Neil Heywood was found dead in a secluded Chongqing hotel in November 2011 (AP)
The official account of the murder trial of the wife of a disgraced top Chinese politician made clear that she will be convicted, but never mentioned her once-powerful husband, suggesting the Communist Party wants to distance him from the crime.
The extraordinarily long account by the official Xinhua News Agency said Gu Kailai and a household aide "confessed to intentional murder" in their trial on Thursday in the death of British businessman Neil Heywood.
Gu's husband, Bo Xilai, was one of China's most powerful and charismatic politicians until he was ousted as Communist Party chief of Chongqing city as the scandal surrounding Mr Heywood's death last November unfolded.
The scandal has badly shaken the country's leadership.
Gu's tightly orchestrated trial is a step towards resolving the political turbulence before the country's once-a-decade leadership transition this autumn, and officials are likely to want to prevent the case from further sullying the party's reputation.

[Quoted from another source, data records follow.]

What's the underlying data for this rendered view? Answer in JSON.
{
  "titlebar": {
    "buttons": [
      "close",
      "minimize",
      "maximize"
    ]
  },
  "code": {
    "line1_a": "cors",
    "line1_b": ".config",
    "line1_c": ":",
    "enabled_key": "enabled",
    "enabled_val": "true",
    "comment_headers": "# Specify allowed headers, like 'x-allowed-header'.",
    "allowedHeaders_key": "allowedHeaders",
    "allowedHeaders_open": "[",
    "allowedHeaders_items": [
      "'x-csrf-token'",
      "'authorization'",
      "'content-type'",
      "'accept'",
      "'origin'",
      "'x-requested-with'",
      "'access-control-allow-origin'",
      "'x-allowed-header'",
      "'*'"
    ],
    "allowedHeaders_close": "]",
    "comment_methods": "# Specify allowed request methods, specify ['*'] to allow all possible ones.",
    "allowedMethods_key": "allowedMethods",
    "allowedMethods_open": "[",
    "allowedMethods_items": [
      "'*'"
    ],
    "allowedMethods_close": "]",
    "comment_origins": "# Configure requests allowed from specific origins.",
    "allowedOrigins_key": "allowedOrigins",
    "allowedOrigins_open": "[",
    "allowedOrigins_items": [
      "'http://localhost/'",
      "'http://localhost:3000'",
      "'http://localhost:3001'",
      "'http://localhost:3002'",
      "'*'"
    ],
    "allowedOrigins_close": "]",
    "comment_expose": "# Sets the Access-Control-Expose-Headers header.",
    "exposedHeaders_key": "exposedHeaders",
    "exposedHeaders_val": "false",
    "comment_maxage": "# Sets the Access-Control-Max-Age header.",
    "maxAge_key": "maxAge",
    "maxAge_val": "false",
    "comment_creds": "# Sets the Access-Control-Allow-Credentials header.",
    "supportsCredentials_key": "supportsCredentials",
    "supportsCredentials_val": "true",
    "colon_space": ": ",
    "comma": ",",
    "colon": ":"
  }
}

Mr Bo, 64, is in the hands of the party's internal discipline and inspection commission, which is expected to issue a statement about his infractions.
That would open the way for a trial with charges possibly including obstructing police work and abuse of power. Thus far, Mr Bo has only been accused of grievous but unspecified rules violations.
In its detailed account of the trial, Xinhua said four Chongqing police officers who had close relations with the family tried to cover up the murder. That statement could indirectly implicate Mr Bo, Beijing lawyer Liu Xiaoyuan said. "The questions are whether he knew about the murder and whether he obstructed the police investigation," Mr Liu said.
The four policemen went on trial on Friday. No further details have been released.
Another possible charge against Mr Bo is corruption, Mr Liu said, noting that Gu reportedly stated that Mr Heywood had threatened the safety of her son over compensation for a failed land project.